Joint PhD candidates have a principal supervisor at the University of Melbourne and the partner institution and the supervisor at each institution manages the administration relating to their institution.
Recognising your contribution
Your contribution to the graduate research project is valued and you are assigned “load” on their record to acknowledge this. A lower percentage indicates that your contribution towards the project is limited in scope or time. A higher percentage indicates that your contribution and responsibility towards the success of the project is greater. Clarify expectations and discuss your load with the principal supervisor before you commence supervision.
Your name will appear on the graduate researcher’s Evidence of Enrolment statements while they are enrolled and their Evidence of Qualification when the graduate researcher has completed their degree.
You are expected to behave with professionalism, ethics and integrity: ensure that respect for the graduate researcher underpins your decisions and actions. Be aware that you can influence their wellbeing, conduct, thesis quality, and future career direction.
There is an inherent power imbalance between the supervision team and the graduate researcher because the supervisors are in a position of authority. This can lead to exploitation and inappropriate behaviour. Such behaviour is unacceptable and does not comply with the University of Melbourne Appropriate Workplace Behaviour Policy MPF1328. You are expected to abide by all University of Melbourne policies that relate to staff, students, and visitors.
Issues may arise during supervision, including health or behavioural matters. These issues should be referred to the committee chair; if you are not sure who the committee chair is, the faculty administrator will find this information for you.
You must be formally approved to become an external supervisor. The approval process normally commences after you are invited to supervise the graduate researcher. You initiate the process by completing the External Supervisor Agreement. An agreement must be completed each time you are appointed as a supervisor for a graduate researcher at the University of Melbourne.
If you are appointed as an external supervisor as part of a jointly awarded PhD, please complete an External Supervisor Record (Joint Award) form so that we can record your details on our student system.
Leaving the University
If your employment or honorary appointment at the University of Melbourne ceases, and you will continue supervising your current graduate researchers, the University must register you as an external supervisor. Discuss the next steps with your faculty administrator.
Approval steps for external supervisors
- You complete an External Supervisor Agreement and attach your CV, or an External Supervisor Record (Joint Award) form if applicable*
- Your employer must endorse your involvement by completing the employer section**
- The faculty dean or dean’s delegate will review your application
- After approval your title, first name, last name, gender, date of birth, address, suburb, state, country and email address are recorded on a limited access section of the University of Melbourne HR database
- Your name and assigned supervisory load are added to the enrolment record of the graduate researcher that you will supervise
- The faculty or department invite you to commence supervision
* If you are an Indigenous Elder or knowledge holder or you are supervising joint PhD, you do not need to attach a CV.
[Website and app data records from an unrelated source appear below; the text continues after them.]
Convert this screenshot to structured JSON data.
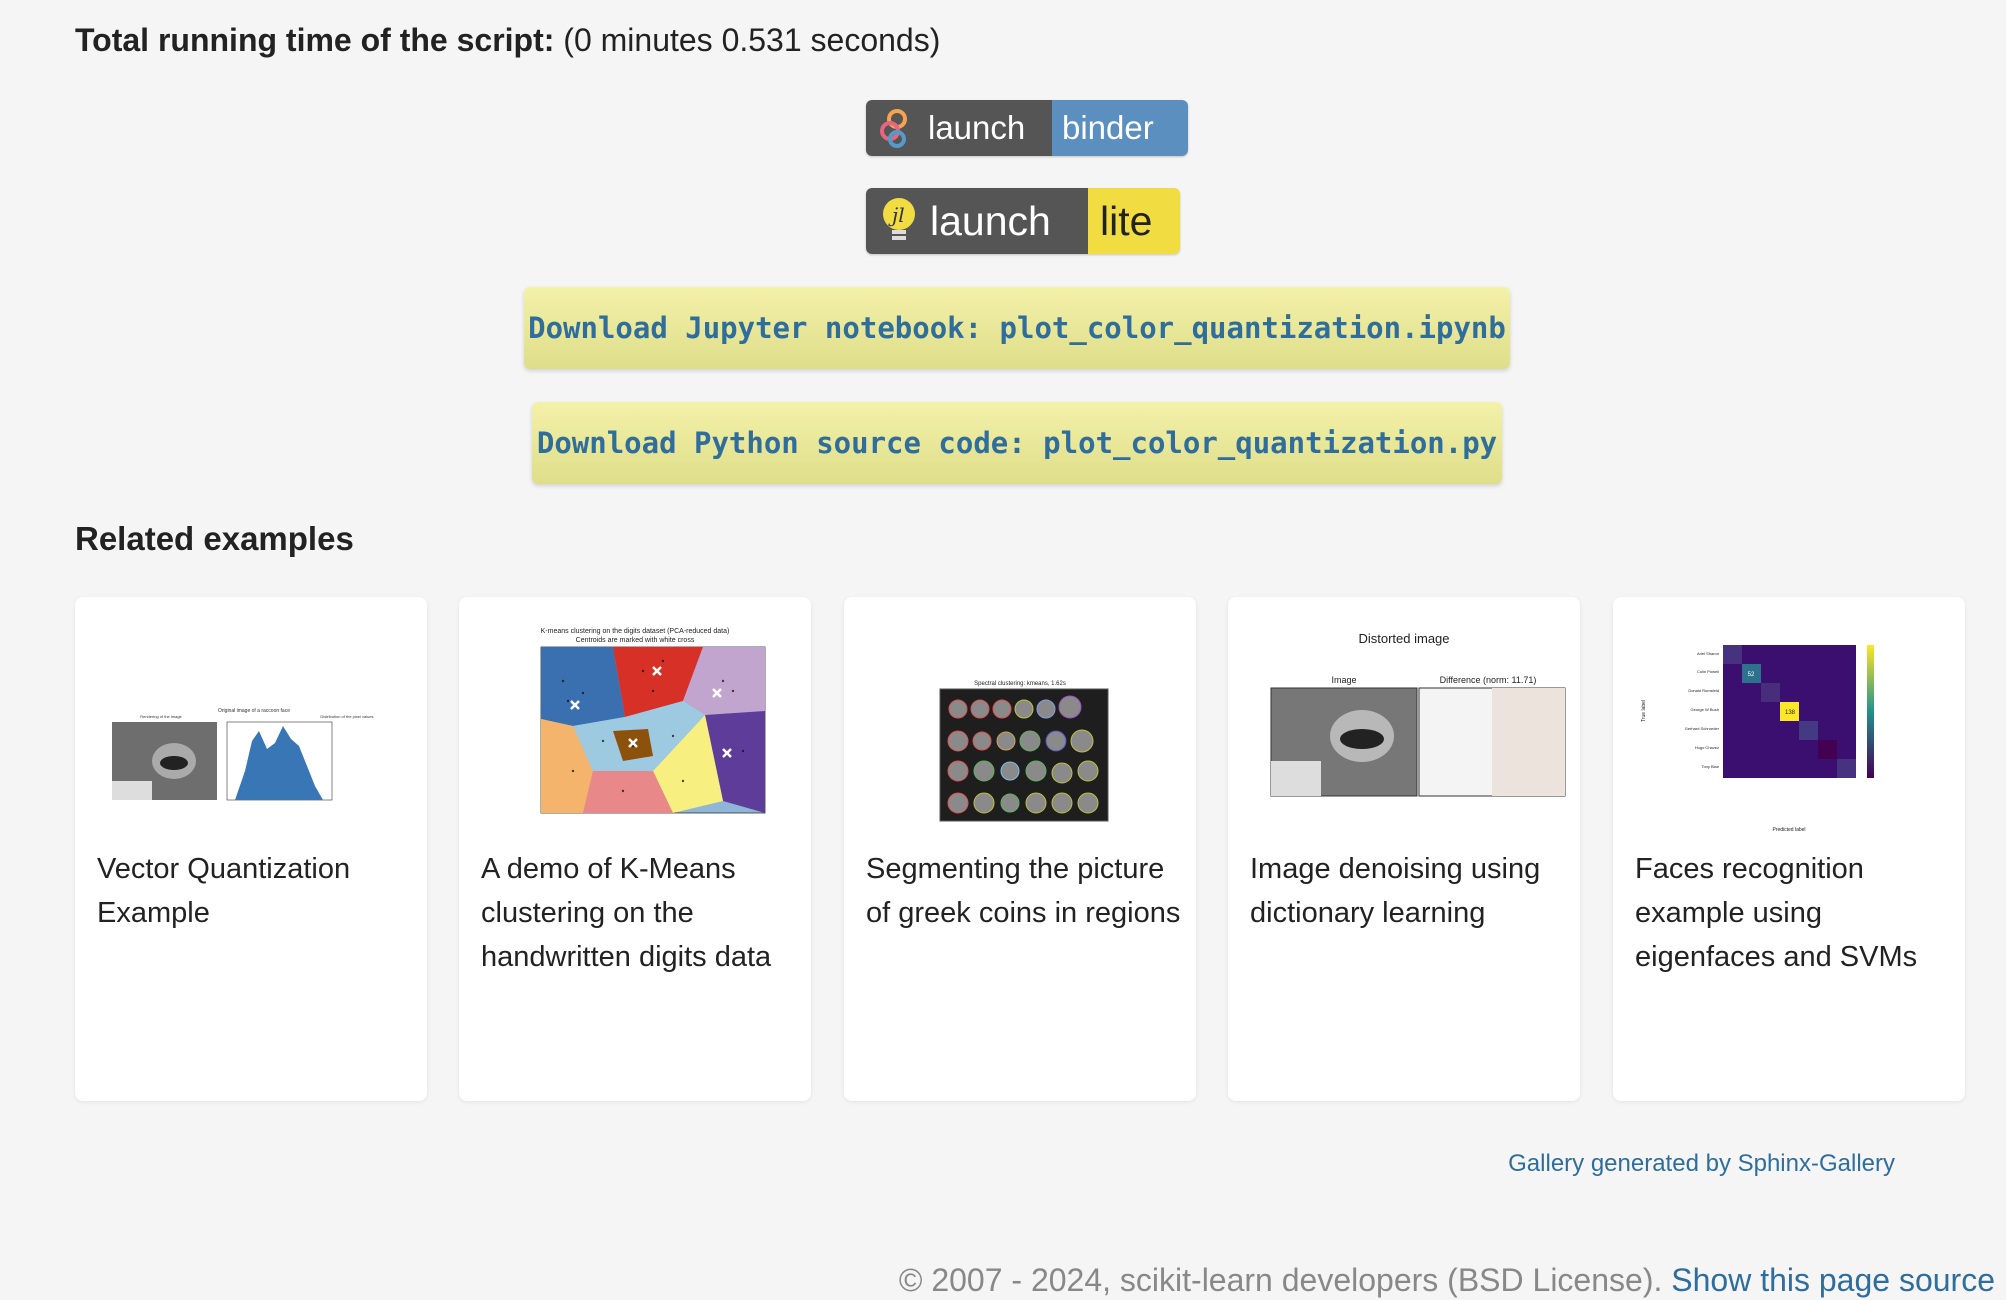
{
  "runtime": {
    "label": "Total running time of the script:",
    "value": "(0 minutes 0.531 seconds)"
  },
  "binder_badge": {
    "left": "launch",
    "right": "binder"
  },
  "lite_badge": {
    "left": "launch",
    "right": "lite"
  },
  "downloads": {
    "notebook": "Download Jupyter notebook: plot_color_quantization.ipynb",
    "python": "Download Python source code: plot_color_quantization.py"
  },
  "related_title": "Related examples",
  "cards": [
    {
      "caption": "Vector Quantization Example",
      "thumb_title": "Original image of a raccoon face",
      "thumb_sub1": "Rendering of the image",
      "thumb_sub2": "Distribution of the pixel values"
    },
    {
      "caption": "A demo of K-Means clustering on the handwritten digits data",
      "thumb_title": "K-means clustering on the digits dataset (PCA-reduced data)",
      "thumb_sub1": "Centroids are marked with white cross"
    },
    {
      "caption": "Segmenting the picture of greek coins in regions",
      "thumb_title": "Spectral clustering: kmeans, 1.62s"
    },
    {
      "caption": "Image denoising using dictionary learning",
      "thumb_title": "Distorted image",
      "thumb_sub1": "Image",
      "thumb_sub2": "Difference (norm: 11.71)"
    },
    {
      "caption": "Faces recognition example using eigenfaces and SVMs",
      "thumb_title": "Predicted label",
      "thumb_sub1": "True label"
    }
  ],
  "gallery_link": "Gallery generated by Sphinx-Gallery",
  "footer": {
    "copyright": "© 2007 - 2024, scikit-learn developers (BSD License).",
    "source_link": "Show this page source"
  },
  "colors": {
    "link": "#2f6d9c",
    "binder_blue": "#5b8fbf",
    "lite_yellow": "#f1dd41",
    "badge_gray": "#555555"
  }
}
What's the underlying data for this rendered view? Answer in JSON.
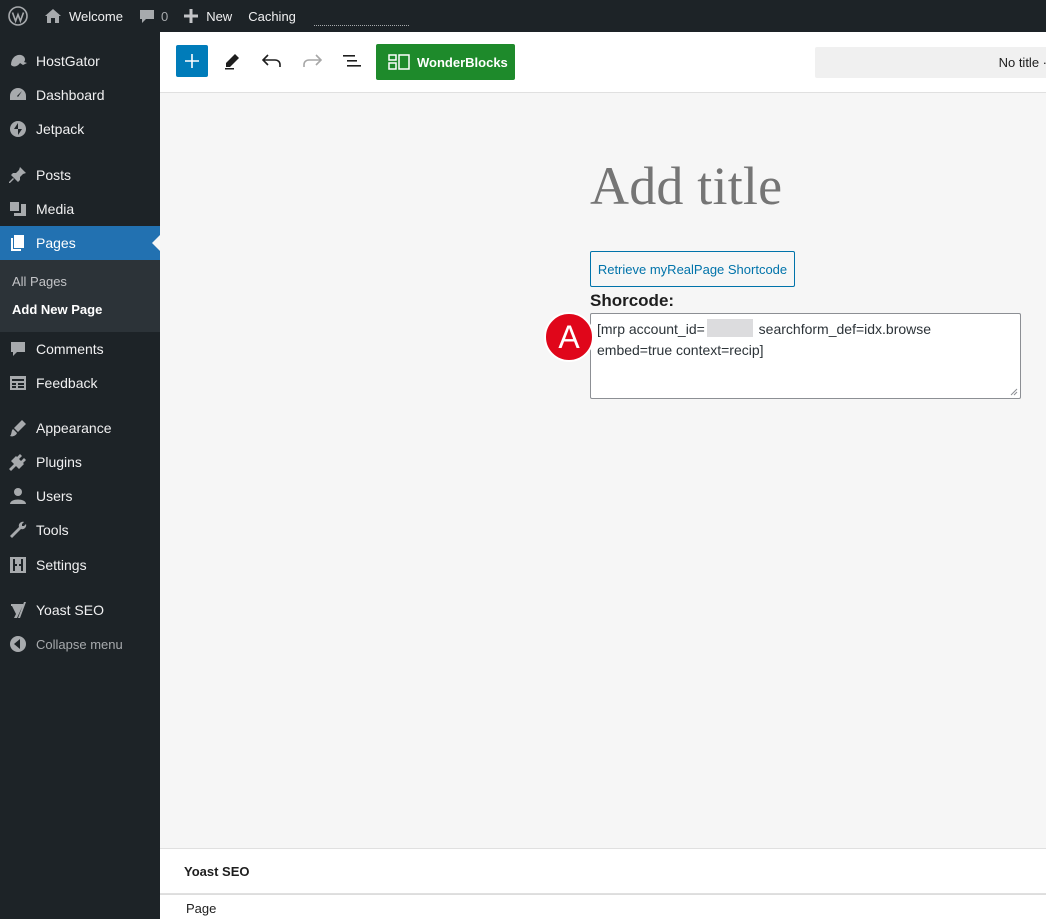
{
  "admin_bar": {
    "site_name": "Welcome",
    "comments_count": "0",
    "new_label": "New",
    "caching_label": "Caching"
  },
  "sidebar": {
    "items": [
      {
        "label": "HostGator",
        "icon": "hostgator-icon"
      },
      {
        "label": "Dashboard",
        "icon": "dashboard-icon"
      },
      {
        "label": "Jetpack",
        "icon": "jetpack-icon"
      },
      {
        "label": "Posts",
        "icon": "pin-icon"
      },
      {
        "label": "Media",
        "icon": "media-icon"
      },
      {
        "label": "Pages",
        "icon": "pages-icon",
        "current": true
      },
      {
        "label": "Comments",
        "icon": "comment-icon"
      },
      {
        "label": "Feedback",
        "icon": "feedback-icon"
      },
      {
        "label": "Appearance",
        "icon": "brush-icon"
      },
      {
        "label": "Plugins",
        "icon": "plug-icon"
      },
      {
        "label": "Users",
        "icon": "user-icon"
      },
      {
        "label": "Tools",
        "icon": "wrench-icon"
      },
      {
        "label": "Settings",
        "icon": "settings-icon"
      },
      {
        "label": "Yoast SEO",
        "icon": "yoast-icon"
      }
    ],
    "submenu": [
      "All Pages",
      "Add New Page"
    ],
    "collapse_label": "Collapse menu"
  },
  "toolbar": {
    "wonderblocks_label": "WonderBlocks",
    "document_title": "No title ·"
  },
  "editor": {
    "title_placeholder": "Add title",
    "retrieve_button": "Retrieve myRealPage Shortcode",
    "shortcode_label": "Shorcode:",
    "shortcode_part1": "[mrp account_id=",
    "shortcode_part2": " searchform_def=idx.browse",
    "shortcode_line2": "embed=true context=recip]",
    "annotation_badge": "A"
  },
  "metabox": {
    "yoast_title": "Yoast SEO"
  },
  "footer": {
    "breadcrumb": "Page"
  },
  "colors": {
    "admin_bg": "#1d2327",
    "accent": "#2271b1",
    "wonderblocks_green": "#1e8a2b",
    "annotation_red": "#e0061a"
  }
}
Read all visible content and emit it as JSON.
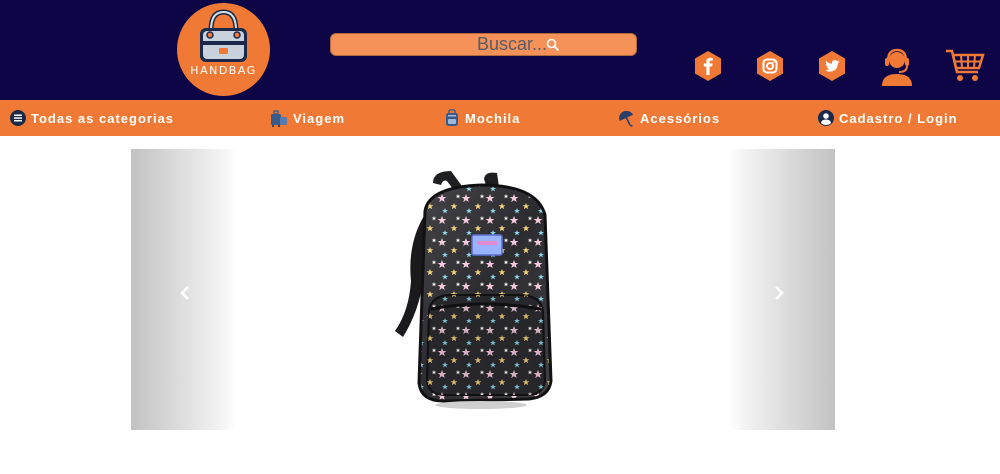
{
  "brand": {
    "logo_text": "HANDBAG"
  },
  "search": {
    "placeholder": "Buscar..."
  },
  "social": {
    "icons": [
      "facebook-icon",
      "instagram-icon",
      "twitter-icon"
    ]
  },
  "colors": {
    "header_bg": "#0d0546",
    "accent": "#f07a35",
    "search_bg": "#f4925a"
  },
  "nav": {
    "all_categories": "Todas as categorias",
    "travel": "Viagem",
    "backpack": "Mochila",
    "accessories": "Acessórios",
    "account": "Cadastro / Login"
  }
}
**If your candidate is enrolling in a joint PhD; you are self-employed; or an Indigenous Elder or knowledge holder you do not need employer approval.
Graduate Research Hub information for graduate researchers
University of Melbourne Policy Library
Melbourne Policy Library all University of Melbourne policies
Graduate Research Policy MPF1321 see reference to advisory committees at clause 4.23 to 4.27
Supervisor Eligibility and Registration Policy MPF1322 see reference to external supervisors at clause 4.6